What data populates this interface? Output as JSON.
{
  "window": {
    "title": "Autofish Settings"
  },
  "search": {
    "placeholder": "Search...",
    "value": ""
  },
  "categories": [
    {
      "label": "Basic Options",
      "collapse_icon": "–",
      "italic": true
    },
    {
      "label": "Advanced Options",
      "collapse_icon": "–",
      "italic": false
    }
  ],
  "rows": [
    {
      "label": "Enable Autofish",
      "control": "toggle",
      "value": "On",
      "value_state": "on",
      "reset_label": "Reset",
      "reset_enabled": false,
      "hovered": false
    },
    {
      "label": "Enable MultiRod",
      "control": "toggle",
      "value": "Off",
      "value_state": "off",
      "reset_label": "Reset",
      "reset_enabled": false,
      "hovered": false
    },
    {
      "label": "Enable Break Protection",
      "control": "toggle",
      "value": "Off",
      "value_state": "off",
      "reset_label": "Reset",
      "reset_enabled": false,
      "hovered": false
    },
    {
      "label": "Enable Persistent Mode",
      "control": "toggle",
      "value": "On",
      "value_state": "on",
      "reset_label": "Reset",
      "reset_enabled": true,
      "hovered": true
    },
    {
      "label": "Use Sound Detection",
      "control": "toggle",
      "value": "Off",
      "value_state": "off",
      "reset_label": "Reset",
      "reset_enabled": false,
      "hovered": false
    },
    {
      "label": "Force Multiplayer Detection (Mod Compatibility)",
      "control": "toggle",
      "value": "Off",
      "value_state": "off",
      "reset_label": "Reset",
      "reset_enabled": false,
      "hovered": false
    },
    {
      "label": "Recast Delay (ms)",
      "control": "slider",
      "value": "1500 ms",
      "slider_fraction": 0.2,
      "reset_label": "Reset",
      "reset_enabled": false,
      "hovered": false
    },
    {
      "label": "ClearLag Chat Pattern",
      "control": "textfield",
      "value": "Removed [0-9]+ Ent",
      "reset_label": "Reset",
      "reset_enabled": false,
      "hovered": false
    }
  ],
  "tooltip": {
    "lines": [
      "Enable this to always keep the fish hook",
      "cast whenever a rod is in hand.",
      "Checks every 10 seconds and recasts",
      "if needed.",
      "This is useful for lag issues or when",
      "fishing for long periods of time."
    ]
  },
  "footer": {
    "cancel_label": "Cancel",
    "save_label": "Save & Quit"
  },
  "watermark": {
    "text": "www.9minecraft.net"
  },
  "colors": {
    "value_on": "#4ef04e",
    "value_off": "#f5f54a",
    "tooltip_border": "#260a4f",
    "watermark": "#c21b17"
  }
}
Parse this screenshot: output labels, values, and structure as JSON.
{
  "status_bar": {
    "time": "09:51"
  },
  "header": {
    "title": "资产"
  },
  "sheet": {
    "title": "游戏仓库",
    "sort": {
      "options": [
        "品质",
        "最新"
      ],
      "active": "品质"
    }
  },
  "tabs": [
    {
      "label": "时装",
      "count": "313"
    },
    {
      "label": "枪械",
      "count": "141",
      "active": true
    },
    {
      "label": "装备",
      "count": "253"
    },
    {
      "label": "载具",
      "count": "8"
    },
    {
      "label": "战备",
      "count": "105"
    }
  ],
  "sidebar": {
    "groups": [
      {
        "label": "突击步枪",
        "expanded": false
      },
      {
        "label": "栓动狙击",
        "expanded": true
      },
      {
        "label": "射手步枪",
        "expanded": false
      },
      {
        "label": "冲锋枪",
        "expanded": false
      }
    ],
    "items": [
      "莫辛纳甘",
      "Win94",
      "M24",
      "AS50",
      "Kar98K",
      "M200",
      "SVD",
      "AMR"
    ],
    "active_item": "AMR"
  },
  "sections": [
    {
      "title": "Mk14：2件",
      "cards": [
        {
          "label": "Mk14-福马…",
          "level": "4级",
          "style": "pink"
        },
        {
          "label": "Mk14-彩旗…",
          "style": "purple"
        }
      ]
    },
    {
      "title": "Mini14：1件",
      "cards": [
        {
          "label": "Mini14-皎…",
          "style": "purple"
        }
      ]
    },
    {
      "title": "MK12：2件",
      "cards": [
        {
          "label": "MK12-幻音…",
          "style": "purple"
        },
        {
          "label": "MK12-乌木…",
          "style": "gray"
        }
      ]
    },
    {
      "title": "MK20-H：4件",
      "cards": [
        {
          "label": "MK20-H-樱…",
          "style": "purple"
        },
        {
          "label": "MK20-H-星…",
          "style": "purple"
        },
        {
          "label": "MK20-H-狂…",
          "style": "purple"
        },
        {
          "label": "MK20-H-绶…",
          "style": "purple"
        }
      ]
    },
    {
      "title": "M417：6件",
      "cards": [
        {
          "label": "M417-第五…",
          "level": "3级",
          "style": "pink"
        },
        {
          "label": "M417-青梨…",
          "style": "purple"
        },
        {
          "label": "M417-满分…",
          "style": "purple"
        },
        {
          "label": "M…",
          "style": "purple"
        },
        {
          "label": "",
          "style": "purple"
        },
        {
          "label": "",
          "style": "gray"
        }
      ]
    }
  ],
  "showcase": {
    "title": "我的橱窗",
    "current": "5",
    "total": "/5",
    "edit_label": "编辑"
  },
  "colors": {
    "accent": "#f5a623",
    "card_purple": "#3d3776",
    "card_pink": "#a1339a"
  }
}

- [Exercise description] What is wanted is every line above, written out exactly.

- [Expected answer]
What data populates this interface? Output as JSON.
{
  "window": {
    "title": "Autofish Settings"
  },
  "search": {
    "placeholder": "Search...",
    "value": ""
  },
  "categories": [
    {
      "label": "Basic Options",
      "collapse_icon": "–",
      "italic": true
    },
    {
      "label": "Advanced Options",
      "collapse_icon": "–",
      "italic": false
    }
  ],
  "rows": [
    {
      "label": "Enable Autofish",
      "control": "toggle",
      "value": "On",
      "value_state": "on",
      "reset_label": "Reset",
      "reset_enabled": false,
      "hovered": false
    },
    {
      "label": "Enable MultiRod",
      "control": "toggle",
      "value": "Off",
      "value_state": "off",
      "reset_label": "Reset",
      "reset_enabled": false,
      "hovered": false
    },
    {
      "label": "Enable Break Protection",
      "control": "toggle",
      "value": "Off",
      "value_state": "off",
      "reset_label": "Reset",
      "reset_enabled": false,
      "hovered": false
    },
    {
      "label": "Enable Persistent Mode",
      "control": "toggle",
      "value": "On",
      "value_state": "on",
      "reset_label": "Reset",
      "reset_enabled": true,
      "hovered": true
    },
    {
      "label": "Use Sound Detection",
      "control": "toggle",
      "value": "Off",
      "value_state": "off",
      "reset_label": "Reset",
      "reset_enabled": false,
      "hovered": false
    },
    {
      "label": "Force Multiplayer Detection (Mod Compatibility)",
      "control": "toggle",
      "value": "Off",
      "value_state": "off",
      "reset_label": "Reset",
      "reset_enabled": false,
      "hovered": false
    },
    {
      "label": "Recast Delay (ms)",
      "control": "slider",
      "value": "1500 ms",
      "slider_fraction": 0.2,
      "reset_label": "Reset",
      "reset_enabled": false,
      "hovered": false
    },
    {
      "label": "ClearLag Chat Pattern",
      "control": "textfield",
      "value": "Removed [0-9]+ Ent",
      "reset_label": "Reset",
      "reset_enabled": false,
      "hovered": false
    }
  ],
  "tooltip": {
    "lines": [
      "Enable this to always keep the fish hook",
      "cast whenever a rod is in hand.",
      "Checks every 10 seconds and recasts",
      "if needed.",
      "This is useful for lag issues or when",
      "fishing for long periods of time."
    ]
  },
  "footer": {
    "cancel_label": "Cancel",
    "save_label": "Save & Quit"
  },
  "watermark": {
    "text": "www.9minecraft.net"
  },
  "colors": {
    "value_on": "#4ef04e",
    "value_off": "#f5f54a",
    "tooltip_border": "#260a4f",
    "watermark": "#c21b17"
  }
}
Parse this screenshot: output labels, values, and structure as JSON.
{
  "status_bar": {
    "time": "09:51"
  },
  "header": {
    "title": "资产"
  },
  "sheet": {
    "title": "游戏仓库",
    "sort": {
      "options": [
        "品质",
        "最新"
      ],
      "active": "品质"
    }
  },
  "tabs": [
    {
      "label": "时装",
      "count": "313"
    },
    {
      "label": "枪械",
      "count": "141",
      "active": true
    },
    {
      "label": "装备",
      "count": "253"
    },
    {
      "label": "载具",
      "count": "8"
    },
    {
      "label": "战备",
      "count": "105"
    }
  ],
  "sidebar": {
    "groups": [
      {
        "label": "突击步枪",
        "expanded": false
      },
      {
        "label": "栓动狙击",
        "expanded": true
      },
      {
        "label": "射手步枪",
        "expanded": false
      },
      {
        "label": "冲锋枪",
        "expanded": false
      }
    ],
    "items": [
      "莫辛纳甘",
      "Win94",
      "M24",
      "AS50",
      "Kar98K",
      "M200",
      "SVD",
      "AMR"
    ],
    "active_item": "AMR"
  },
  "sections": [
    {
      "title": "Mk14：2件",
      "cards": [
        {
          "label": "Mk14-福马…",
          "level": "4级",
          "style": "pink"
        },
        {
          "label": "Mk14-彩旗…",
          "style": "purple"
        }
      ]
    },
    {
      "title": "Mini14：1件",
      "cards": [
        {
          "label": "Mini14-皎…",
          "style": "purple"
        }
      ]
    },
    {
      "title": "MK12：2件",
      "cards": [
        {
          "label": "MK12-幻音…",
          "style": "purple"
        },
        {
          "label": "MK12-乌木…",
          "style": "gray"
        }
      ]
    },
    {
      "title": "MK20-H：4件",
      "cards": [
        {
          "label": "MK20-H-樱…",
          "style": "purple"
        },
        {
          "label": "MK20-H-星…",
          "style": "purple"
        },
        {
          "label": "MK20-H-狂…",
          "style": "purple"
        },
        {
          "label": "MK20-H-绶…",
          "style": "purple"
        }
      ]
    },
    {
      "title": "M417：6件",
      "cards": [
        {
          "label": "M417-第五…",
          "level": "3级",
          "style": "pink"
        },
        {
          "label": "M417-青梨…",
          "style": "purple"
        },
        {
          "label": "M417-满分…",
          "style": "purple"
        },
        {
          "label": "M…",
          "style": "purple"
        },
        {
          "label": "",
          "style": "purple"
        },
        {
          "label": "",
          "style": "gray"
        }
      ]
    }
  ],
  "showcase": {
    "title": "我的橱窗",
    "current": "5",
    "total": "/5",
    "edit_label": "编辑"
  },
  "colors": {
    "accent": "#f5a623",
    "card_purple": "#3d3776",
    "card_pink": "#a1339a"
  }
}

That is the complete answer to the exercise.